Look for "合肥长安共用变频器" in each line of the records, and copy the lines that have it.

- **Given entries**:
=== Begin Enclosure ===

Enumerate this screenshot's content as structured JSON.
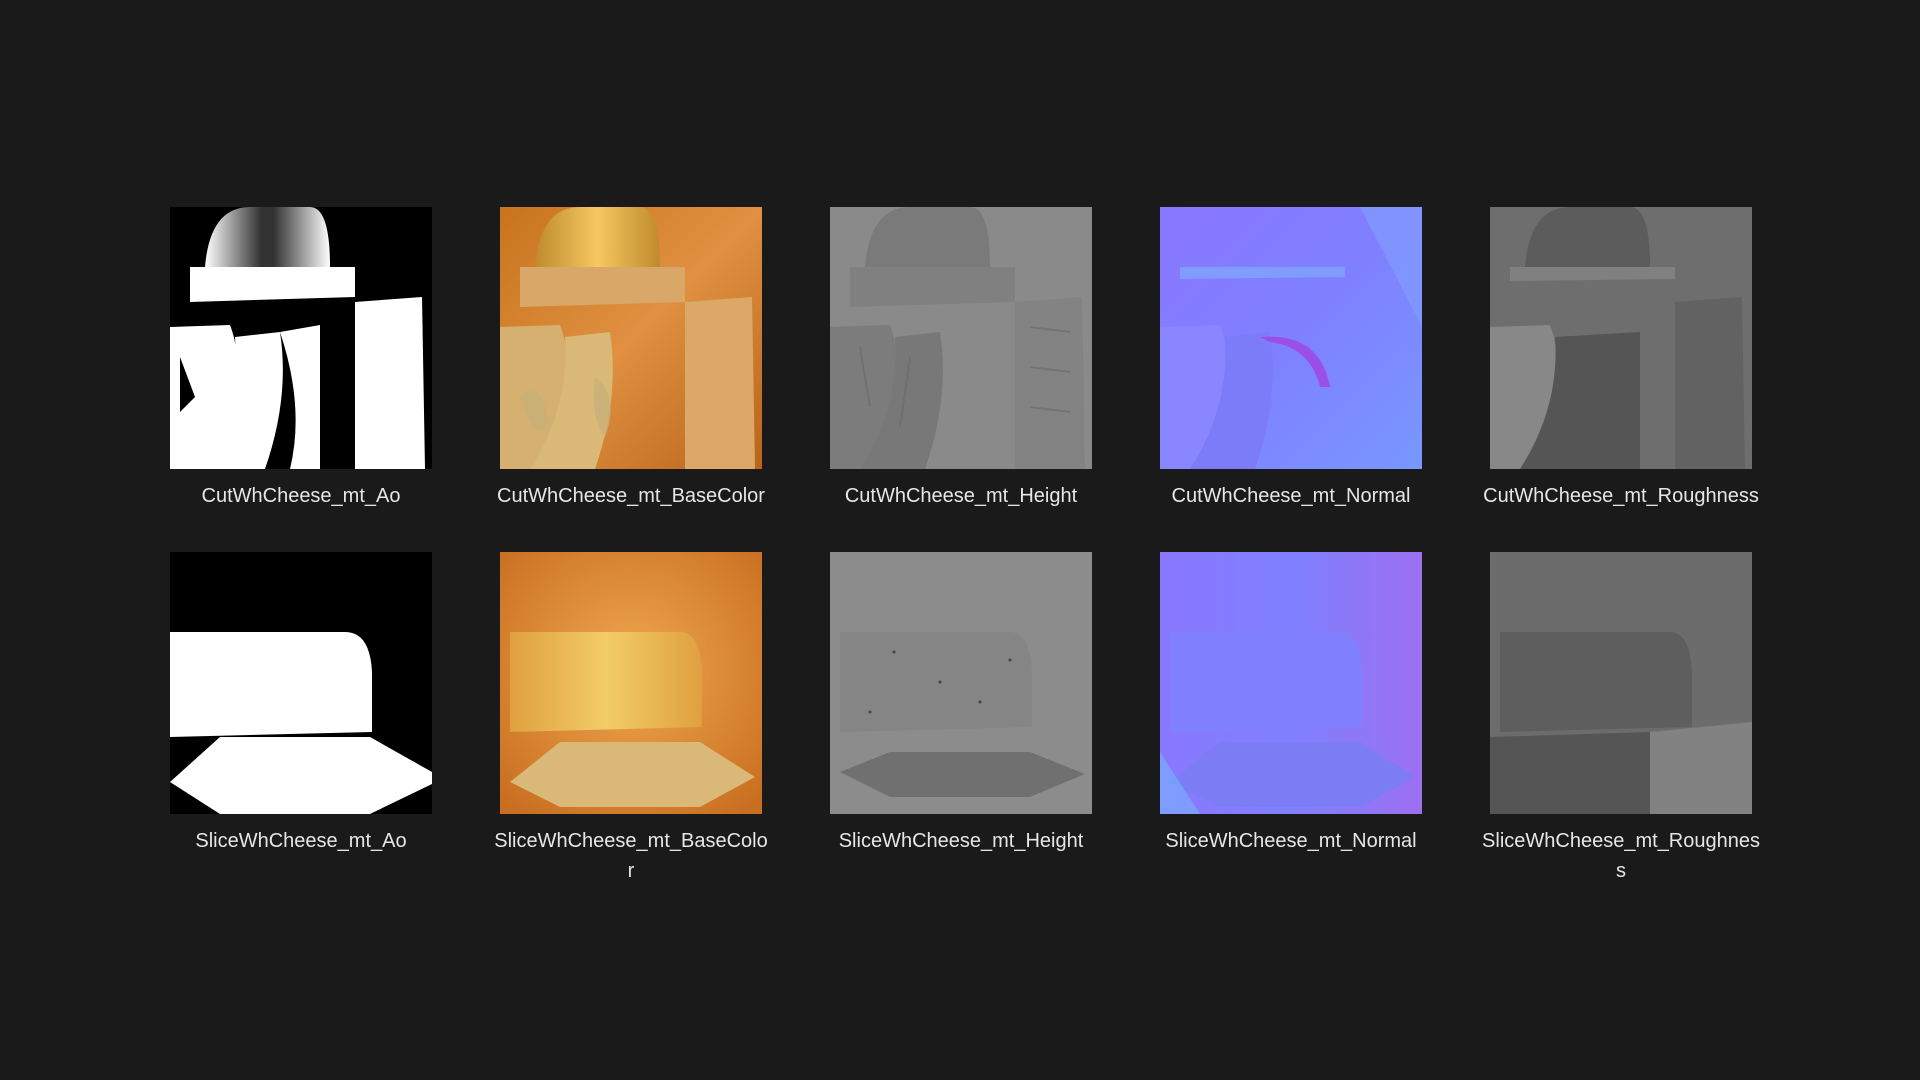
{
  "files": [
    {
      "name": "CutWhCheese_mt_Ao",
      "kind": "ao-cut"
    },
    {
      "name": "CutWhCheese_mt_BaseColor",
      "kind": "basecolor-cut"
    },
    {
      "name": "CutWhCheese_mt_Height",
      "kind": "height-cut"
    },
    {
      "name": "CutWhCheese_mt_Normal",
      "kind": "normal-cut"
    },
    {
      "name": "CutWhCheese_mt_Roughness",
      "kind": "roughness-cut"
    },
    {
      "name": "SliceWhCheese_mt_Ao",
      "kind": "ao-slice"
    },
    {
      "name": "SliceWhCheese_mt_BaseColor",
      "kind": "basecolor-slice"
    },
    {
      "name": "SliceWhCheese_mt_Height",
      "kind": "height-slice"
    },
    {
      "name": "SliceWhCheese_mt_Normal",
      "kind": "normal-slice"
    },
    {
      "name": "SliceWhCheese_mt_Roughness",
      "kind": "roughness-slice"
    }
  ]
}
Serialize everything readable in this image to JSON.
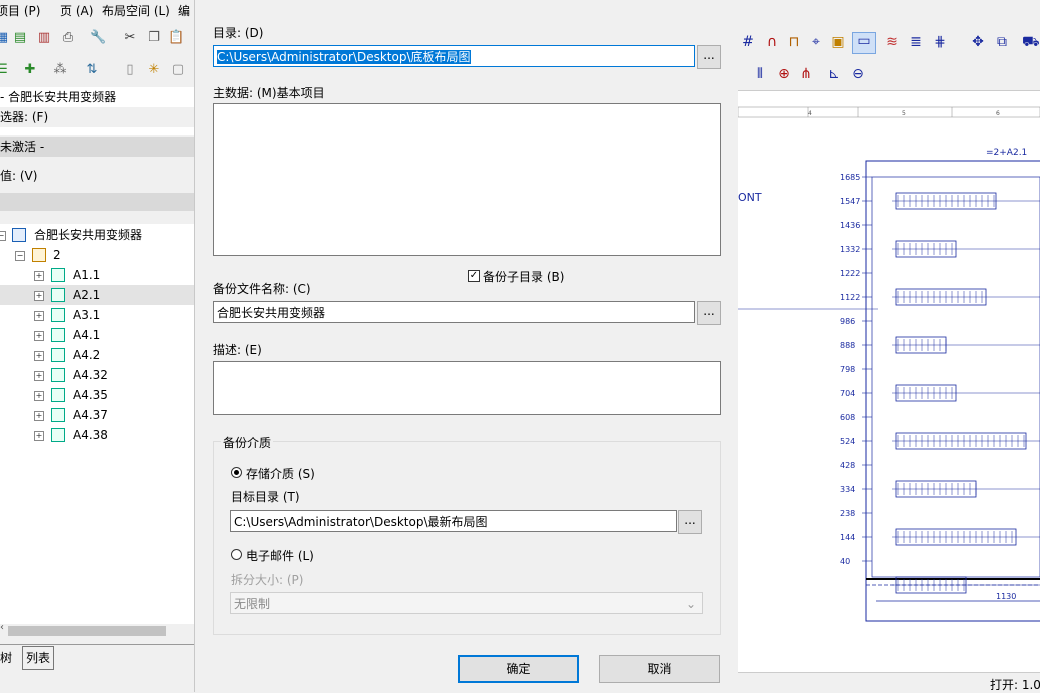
{
  "menu": {
    "items": [
      "项目 (P)",
      "页 (A)",
      "布局空间 (L)",
      "编"
    ]
  },
  "left": {
    "project_row": "- 合肥长安共用变频器",
    "filter_label": "选器: (F)",
    "inactive_label": "未激活 -",
    "value_label": "值: (V)",
    "tree": {
      "root": "合肥长安共用变频器",
      "group": "2",
      "items": [
        "A1.1",
        "A2.1",
        "A3.1",
        "A4.1",
        "A4.2",
        "A4.32",
        "A4.35",
        "A4.37",
        "A4.38"
      ]
    },
    "tabs": [
      "树",
      "列表"
    ]
  },
  "dialog": {
    "dir_label": "目录: (D)",
    "dir_value": "C:\\Users\\Administrator\\Desktop\\底板布局图",
    "master_label": "主数据: (M)基本项目",
    "backup_sub_label": "备份子目录 (B)",
    "backup_sub_checked": true,
    "file_name_label": "备份文件名称: (C)",
    "file_name_value": "合肥长安共用变频器",
    "desc_label": "描述: (E)",
    "media_group_label": "备份介质",
    "storage_label": "存储介质 (S)",
    "storage_selected": true,
    "target_dir_label": "目标目录 (T)",
    "target_dir_value": "C:\\Users\\Administrator\\Desktop\\最新布局图",
    "email_label": "电子邮件 (L)",
    "split_label": "拆分大小: (P)",
    "split_value": "无限制",
    "browse": "...",
    "ok_label": "确定",
    "cancel_label": "取消"
  },
  "drawing": {
    "title": "=2+A2.1",
    "side_text": "ONT",
    "ruler": [
      "4",
      "5",
      "6"
    ],
    "dims": [
      "1685",
      "1547",
      "1436",
      "1332",
      "1222",
      "1122",
      "986",
      "888",
      "798",
      "704",
      "608",
      "524",
      "428",
      "334",
      "238",
      "144",
      "40"
    ],
    "bottom_dim": "1130",
    "status_text": "打开: 1.0"
  }
}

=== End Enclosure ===

- **Answer to the problem**:
    "project_row": "- 合肥长安共用变频器",
      "root": "合肥长安共用变频器",
    "file_name_value": "合肥长安共用变频器",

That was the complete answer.